In FIG. 8 showing a reduction copying operation, imaging starts at a position PB which is associated with lB =l/M=L and, therefore, 100% image reproduction is achievable for both the faces A and B. Such eliminates the undesirable occurrence that the rear end portion of the face A is double-imaged or the rear end portion of the face B is left non-imaged, as has been discussed with reference to FIG. 3.
Further, in FIG. 9 representative of an enlargement copying operation, imaging also starts at a position associated with lB =L/M=L so that 100% image reproduction is attained for both the faces A and B. This prevents the front end portion of the face B from being omitted in contrast to the case shown in FIG. 4.
Referring to FIGS. 10 and 11, another embodiment of the present invention is shown.
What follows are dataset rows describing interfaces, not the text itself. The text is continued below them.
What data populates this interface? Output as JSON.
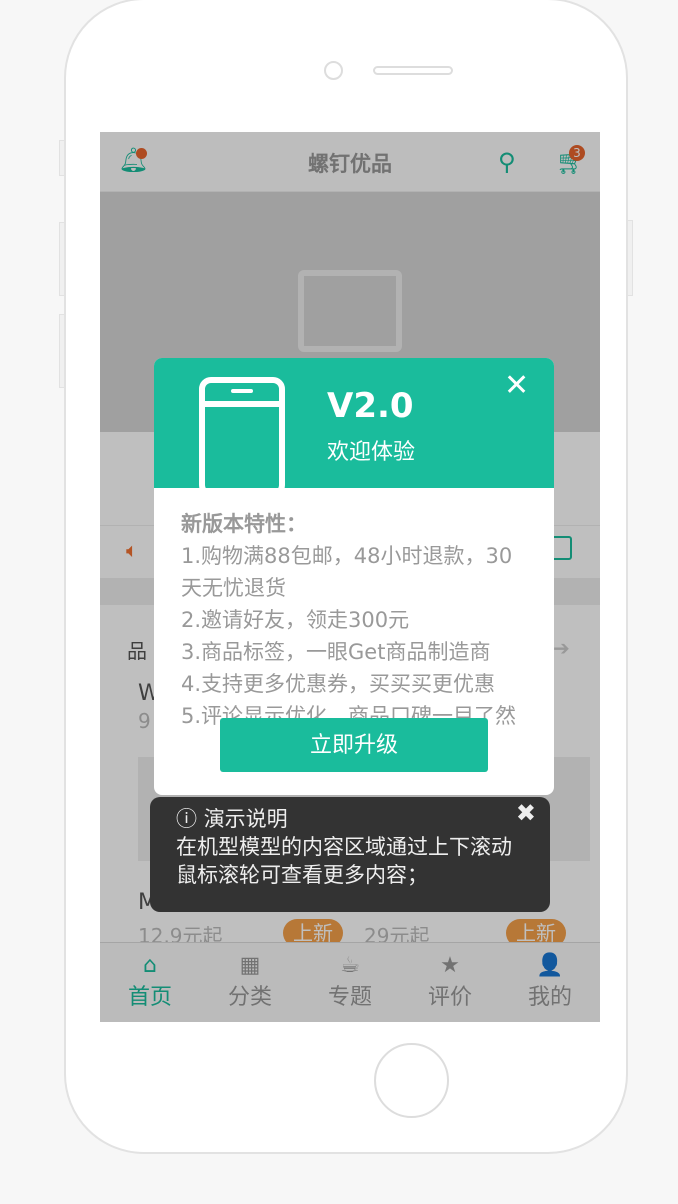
{
  "header": {
    "title": "螺钉优品",
    "cart_count": "3"
  },
  "notice": {
    "icon": "speaker-icon"
  },
  "section": {
    "title_fragment": "品",
    "item1_name_fragment": "W",
    "item1_price_fragment": "9",
    "item2_name_fragment": "M",
    "item_price_1": "12.9元起",
    "item_price_2": "29元起",
    "badge": "上新"
  },
  "tabs": [
    {
      "label": "首页",
      "icon": "⌂"
    },
    {
      "label": "分类",
      "icon": "▦"
    },
    {
      "label": "专题",
      "icon": "☕"
    },
    {
      "label": "评价",
      "icon": "★"
    },
    {
      "label": "我的",
      "icon": "👤"
    }
  ],
  "modal": {
    "version": "V2.0",
    "welcome": "欢迎体验",
    "features_title": "新版本特性：",
    "features": [
      "1.购物满88包邮，48小时退款，30天无忧退货",
      "2.邀请好友，领走300元",
      "3.商品标签，一眼Get商品制造商",
      "4.支持更多优惠券，买买买更优惠",
      "5.评论显示优化，商品口碑一目了然"
    ],
    "upgrade_label": "立即升级"
  },
  "tip": {
    "title": "演示说明",
    "text": "在机型模型的内容区域通过上下滚动鼠标滚轮可查看更多内容；"
  },
  "colors": {
    "accent": "#1abc9c",
    "badge": "#e8642c",
    "tag": "#f5a04a"
  }
}
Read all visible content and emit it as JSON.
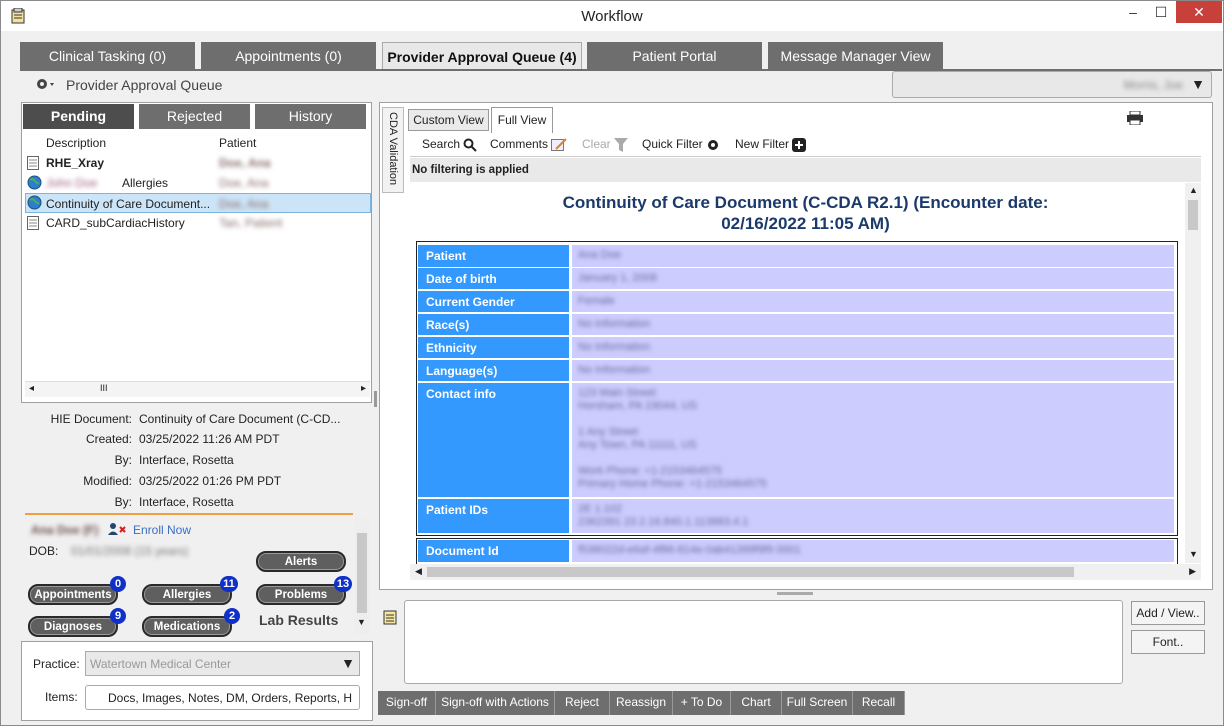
{
  "window": {
    "title": "Workflow",
    "minimize": "–",
    "maximize": "☐",
    "close": "✕"
  },
  "main_tabs": [
    {
      "label": "Clinical Tasking (0)"
    },
    {
      "label": "Appointments (0)"
    },
    {
      "label": "Provider Approval Queue (4)"
    },
    {
      "label": "Patient Portal"
    },
    {
      "label": "Message Manager View"
    }
  ],
  "toolbar": {
    "section_title": "Provider Approval Queue",
    "user_select": "Morris, Joe"
  },
  "queue_tabs": [
    "Pending",
    "Rejected",
    "History"
  ],
  "list": {
    "headers": [
      "Description",
      "Patient"
    ],
    "rows": [
      {
        "description": "RHE_Xray",
        "patient": "Doe, Ana",
        "bold": true
      },
      {
        "description": "John Doe Allergies",
        "blurred_prefix": "John Doe",
        "suffix": "Allergies",
        "patient": "Doe, Ana"
      },
      {
        "description": "Continuity of Care Document...",
        "patient": "Doe, Ana",
        "selected": true
      },
      {
        "description": "CARD_subCardiacHistory",
        "patient": "Tan, Patient"
      }
    ],
    "hscroll_label": "III"
  },
  "details": {
    "hie_label": "HIE Document:",
    "hie_value": "Continuity of Care Document (C-CD...",
    "created_label": "Created:",
    "created_value": "03/25/2022 11:26 AM PDT",
    "by_label": "By:",
    "by_value": "Interface, Rosetta",
    "modified_label": "Modified:",
    "modified_value": "03/25/2022 01:26 PM PDT",
    "by2_label": "By:",
    "by2_value": "Interface, Rosetta"
  },
  "patient_card": {
    "name": "Ana Doe (F)",
    "enroll": "Enroll Now",
    "dob_label": "DOB:",
    "dob_value": "01/01/2008 (15 years)",
    "alerts": "Alerts",
    "buttons": [
      {
        "label": "Appointments",
        "count": "0"
      },
      {
        "label": "Allergies",
        "count": "11"
      },
      {
        "label": "Problems",
        "count": "13"
      },
      {
        "label": "Diagnoses",
        "count": "9"
      },
      {
        "label": "Medications",
        "count": "2"
      }
    ],
    "lab_results": "Lab Results"
  },
  "bottom_left": {
    "practice_label": "Practice:",
    "practice_value": "Watertown Medical Center",
    "items_label": "Items:",
    "items_value": "Docs, Images, Notes, DM, Orders, Reports, H"
  },
  "viewer": {
    "side_tab": "CDA Validation",
    "tabs": [
      "Custom View",
      "Full View"
    ],
    "tools": {
      "search": "Search",
      "comments": "Comments",
      "clear": "Clear",
      "quick_filter": "Quick Filter",
      "new_filter": "New Filter"
    },
    "filter_status": "No filtering is applied",
    "doc_title_1": "Continuity of Care Document (C-CDA R2.1) (Encounter date:",
    "doc_title_2": "02/16/2022 11:05 AM)",
    "rows": [
      {
        "label": "Patient",
        "value": "Ana Doe"
      },
      {
        "label": "Date of birth",
        "value": "January 1, 2008"
      },
      {
        "label": "Current Gender",
        "value": "Female"
      },
      {
        "label": "Race(s)",
        "value": "No Information"
      },
      {
        "label": "Ethnicity",
        "value": "No Information"
      },
      {
        "label": "Language(s)",
        "value": "No Information"
      },
      {
        "label": "Contact info",
        "lines": [
          "123 Main Street",
          "Horsham, PA 19044, US",
          "",
          "1 Any Street",
          "Any Town, PA 11111, US",
          "",
          "Work Phone: +1-2153464575",
          "Primary Home Phone: +1-2153464575"
        ]
      },
      {
        "label": "Patient IDs",
        "lines": [
          "2E 1.102",
          "2362391 23 2.16.840.1.113883.4.1"
        ]
      },
      {
        "label": "Document Id",
        "value": "f538022d-e6af-4f86-814e-0ab41399f9f9 0001"
      }
    ]
  },
  "comments": {
    "add_view": "Add / View..",
    "font": "Font.."
  },
  "actions": [
    "Sign-off",
    "Sign-off with Actions",
    "Reject",
    "Reassign",
    "+ To Do",
    "Chart",
    "Full Screen",
    "Recall"
  ]
}
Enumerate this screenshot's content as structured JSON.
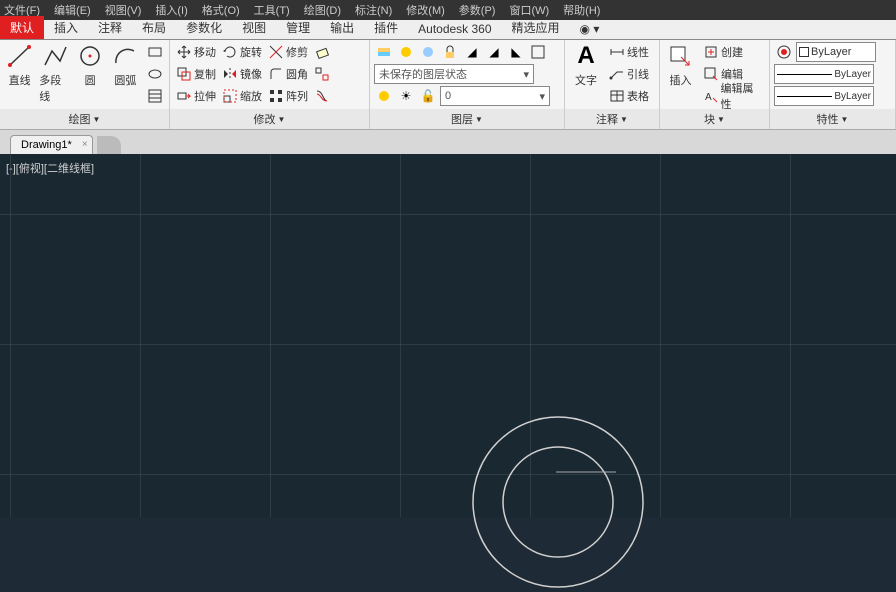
{
  "top_menu": [
    "文件(F)",
    "编辑(E)",
    "视图(V)",
    "插入(I)",
    "格式(O)",
    "工具(T)",
    "绘图(D)",
    "标注(N)",
    "修改(M)",
    "参数(P)",
    "窗口(W)",
    "帮助(H)"
  ],
  "ribbon_tabs": [
    "默认",
    "插入",
    "注释",
    "布局",
    "参数化",
    "视图",
    "管理",
    "输出",
    "插件",
    "Autodesk 360",
    "精选应用",
    "◉ ▾"
  ],
  "active_tab_index": 0,
  "draw": {
    "title": "绘图",
    "line": "直线",
    "polyline": "多段线",
    "circle": "圆",
    "arc": "圆弧"
  },
  "modify": {
    "title": "修改",
    "move": "移动",
    "rotate": "旋转",
    "trim": "修剪",
    "copy": "复制",
    "mirror": "镜像",
    "fillet": "圆角",
    "stretch": "拉伸",
    "scale": "缩放",
    "array": "阵列"
  },
  "layer": {
    "title": "图层",
    "state": "未保存的图层状态"
  },
  "annotate": {
    "title": "注释",
    "text": "文字",
    "linear": "线性",
    "leader": "引线",
    "table": "表格"
  },
  "block": {
    "title": "块",
    "insert": "插入",
    "create": "创建",
    "edit": "编辑",
    "editattr": "编辑属性"
  },
  "props": {
    "title": "特性",
    "bylayer": "ByLayer"
  },
  "doc_tab": "Drawing1*",
  "view_label": "[-][俯视][二维线框]"
}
The flowchart of FIG. 10 represents a sequence for computing an imaging start position when the magnification is not standard one (M≠l/M). Reproduction of the face A is performed with the imaging start reference made "0" (steps 201 and 202). To reproduce the face B, a magnification M is entered (steps 201 and 203) and, then, whether mode switching means has selected a variable magnification compatible mode is determined (step 204). If such a mode has been selected, an imaging start reference is computed as is shown in FIG. 6. If not, then a 1 magnification is set up (step 205), and then an imaging start reference is obtained and reproduction of the face B is started (steps 206-208).
FIG. 11 shows an imaging condition which occurs when the variable magnification compatible mode has not been selected (similar to the prior art system). As shown, both the faces A and B can be reproduced on one copy sheet 16a and only the face B on the other copy sheet 16b.
In summary, it will be seen that the present invention provides a spread document copying method with a variable magnification capability which insures 100% image reproduction of faces A and B of a spread document so long as the magnification remains standard (M=l/M). This is accomplished by causing a scanner to start a scanning stroke at a position associated with a value which is provided by dividing a length of a copy sheet by a selected magnification.
Various modifications will become possible for those skilled in the art after receiving the teachings of the present disclosure without departing from the scope thereof.
|Cited Patent||Filing date||Publication date||Applicant||Title|
|US4417805 *||Sep 1, 1981||Nov 29, 1983||Canon Kabushiki Kaisha||Image synthesizing device|
|Citing Patent||Filing date||Publication date||Applicant||Title|
|US4688930 *||Feb 18, 1986||Aug 25, 1987||Canon Kabushiki Kaisha||Original reading apparatus|
|US4783682 *||Mar 3, 1986||Nov 8, 1988||Sharp Kabushiki Kaisha||Copy paper delivery timing control device|
|US4831412 *||Jan 16, 1987||May 16, 1989||Sharp Kabushiki Kaisha||Copying machine|
|US4897695 *||Jan 5, 1989||Jan 30, 1990||Minolta Camera Kabushiki Kaisha||Copying machine|
|US5061962 *||Nov 8, 1989||Oct 29, 1991||Ricoh Company, Ltd.||Copier with a plurality of reference positions|
|US5926203 *||Nov 18, 1996||Jul 20, 1999||Ricoh Company, Ltd.||Image recording method and apparatus using multiple laser beams|
|U.S. Classification||355/77, 399/200, 355/25|
|International Classification||G03G15/04, G03B27/34, G03B27/50, G03G15/041, G03G15/047|
|Cooperative Classification||G03G15/041, G03G15/04|
|European Classification||G03G15/04, G03G15/041|
|Feb 25, 1985||AS||Assignment|
Owner name: RICOH COMPANY, LTD. 3-6, 1-CHOME, NAKAMAGOME, OTA-
Free format text: ASSIGNMENT OF ASSIGNORS INTEREST.;ASSIGNOR:YAMAZAKI, SHUICHI;REEL/FRAME:004375/0072
Effective date: 19850219
|Dec 11, 1989||FPAY||Fee payment|
Year of fee payment: 4
|Nov 29, 1993||FPAY||Fee payment|
Year of fee payment: 8
|Sep 25, 1997||FPAY||Fee payment|
Year of fee payment: 12